◆ What needs to be done
Going line by line through the entries below, count those that contain "pages". Give the number by itself.

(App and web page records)

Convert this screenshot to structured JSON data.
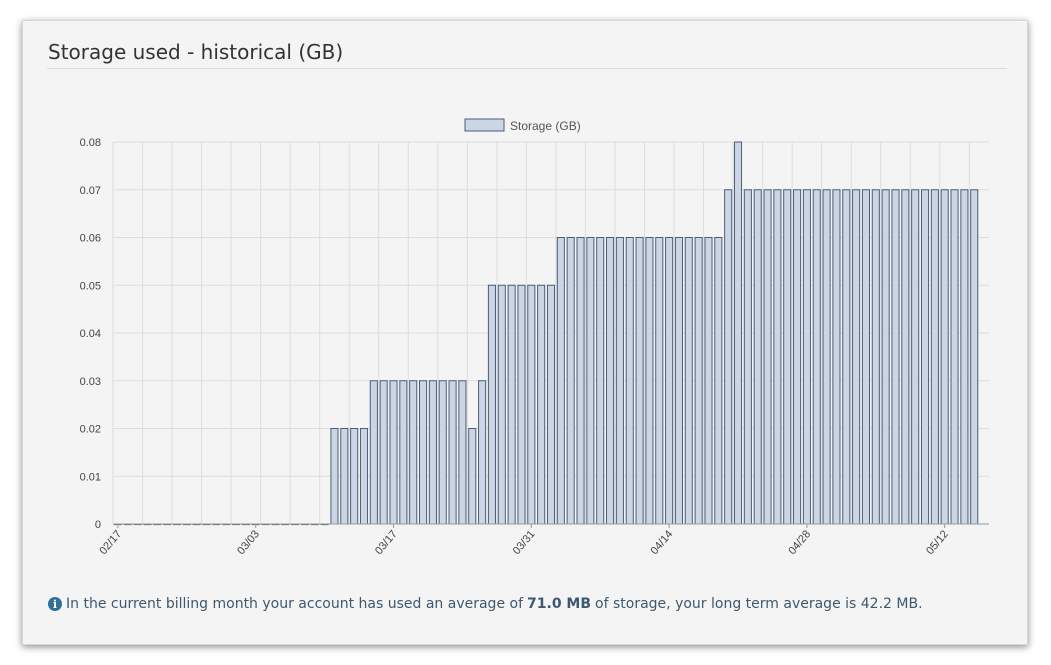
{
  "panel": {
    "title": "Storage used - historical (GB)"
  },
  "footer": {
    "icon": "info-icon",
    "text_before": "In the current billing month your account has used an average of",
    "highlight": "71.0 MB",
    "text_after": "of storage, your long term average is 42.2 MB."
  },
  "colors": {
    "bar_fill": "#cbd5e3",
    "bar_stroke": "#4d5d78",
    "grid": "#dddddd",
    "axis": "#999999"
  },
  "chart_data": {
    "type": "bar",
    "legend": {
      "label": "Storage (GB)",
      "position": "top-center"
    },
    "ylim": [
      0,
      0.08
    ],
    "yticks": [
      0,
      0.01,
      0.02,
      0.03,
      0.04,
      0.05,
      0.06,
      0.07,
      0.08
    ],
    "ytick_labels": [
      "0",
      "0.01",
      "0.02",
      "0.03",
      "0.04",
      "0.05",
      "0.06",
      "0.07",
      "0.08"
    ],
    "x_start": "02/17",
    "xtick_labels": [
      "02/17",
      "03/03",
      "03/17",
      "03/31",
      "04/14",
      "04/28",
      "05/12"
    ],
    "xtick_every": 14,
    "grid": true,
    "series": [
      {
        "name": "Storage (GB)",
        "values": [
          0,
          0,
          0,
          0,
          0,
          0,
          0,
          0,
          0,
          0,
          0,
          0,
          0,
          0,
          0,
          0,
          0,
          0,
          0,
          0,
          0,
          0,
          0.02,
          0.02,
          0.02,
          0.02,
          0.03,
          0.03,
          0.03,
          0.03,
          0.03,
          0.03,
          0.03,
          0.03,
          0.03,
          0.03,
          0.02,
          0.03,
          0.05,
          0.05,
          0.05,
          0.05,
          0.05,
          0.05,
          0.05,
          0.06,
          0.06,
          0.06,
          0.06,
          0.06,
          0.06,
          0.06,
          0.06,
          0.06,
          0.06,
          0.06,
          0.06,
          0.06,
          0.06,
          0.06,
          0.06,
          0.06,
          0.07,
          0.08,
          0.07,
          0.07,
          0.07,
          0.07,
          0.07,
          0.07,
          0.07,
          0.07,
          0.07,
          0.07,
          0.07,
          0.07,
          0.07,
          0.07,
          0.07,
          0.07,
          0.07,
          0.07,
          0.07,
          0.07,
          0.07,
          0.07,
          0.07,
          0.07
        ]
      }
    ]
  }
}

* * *

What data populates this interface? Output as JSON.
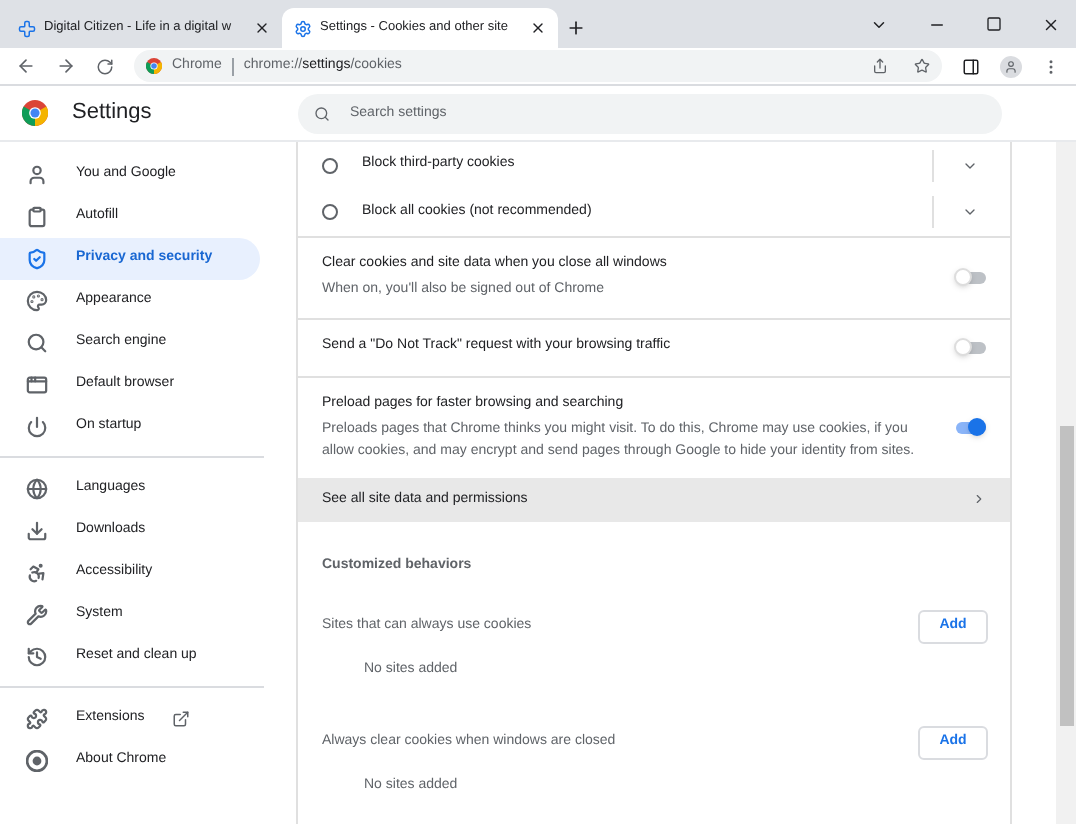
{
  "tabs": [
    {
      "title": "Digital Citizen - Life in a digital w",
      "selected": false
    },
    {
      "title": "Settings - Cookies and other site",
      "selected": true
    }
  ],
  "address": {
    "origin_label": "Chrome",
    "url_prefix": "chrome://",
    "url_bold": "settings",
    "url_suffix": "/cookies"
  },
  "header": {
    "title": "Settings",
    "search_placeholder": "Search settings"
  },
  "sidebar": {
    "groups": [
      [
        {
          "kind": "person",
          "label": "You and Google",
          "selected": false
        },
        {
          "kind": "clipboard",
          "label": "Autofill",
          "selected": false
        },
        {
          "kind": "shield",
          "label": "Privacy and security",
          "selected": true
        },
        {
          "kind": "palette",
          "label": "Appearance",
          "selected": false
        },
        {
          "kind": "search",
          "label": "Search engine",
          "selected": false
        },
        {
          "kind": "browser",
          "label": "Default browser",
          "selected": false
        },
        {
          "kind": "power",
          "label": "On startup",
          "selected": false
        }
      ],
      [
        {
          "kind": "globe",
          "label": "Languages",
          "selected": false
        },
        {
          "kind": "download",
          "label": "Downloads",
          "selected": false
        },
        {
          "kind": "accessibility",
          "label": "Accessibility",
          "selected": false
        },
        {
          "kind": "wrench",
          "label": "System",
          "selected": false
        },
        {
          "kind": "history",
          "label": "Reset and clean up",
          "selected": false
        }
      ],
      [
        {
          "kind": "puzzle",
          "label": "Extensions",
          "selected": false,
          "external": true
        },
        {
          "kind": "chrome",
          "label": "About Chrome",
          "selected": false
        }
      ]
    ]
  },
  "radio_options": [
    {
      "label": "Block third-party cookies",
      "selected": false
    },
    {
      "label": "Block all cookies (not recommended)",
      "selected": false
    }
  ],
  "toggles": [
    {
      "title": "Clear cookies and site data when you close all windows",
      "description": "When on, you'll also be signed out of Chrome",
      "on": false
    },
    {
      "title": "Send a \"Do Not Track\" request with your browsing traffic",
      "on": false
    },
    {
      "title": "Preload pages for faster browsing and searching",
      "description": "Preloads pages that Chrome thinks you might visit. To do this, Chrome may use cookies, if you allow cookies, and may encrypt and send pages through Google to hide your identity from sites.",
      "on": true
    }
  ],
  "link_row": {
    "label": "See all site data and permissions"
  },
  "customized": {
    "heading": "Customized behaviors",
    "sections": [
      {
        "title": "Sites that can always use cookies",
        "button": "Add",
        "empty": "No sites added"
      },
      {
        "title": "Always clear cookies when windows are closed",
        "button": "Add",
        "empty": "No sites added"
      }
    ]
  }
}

◆ Exercise answer
2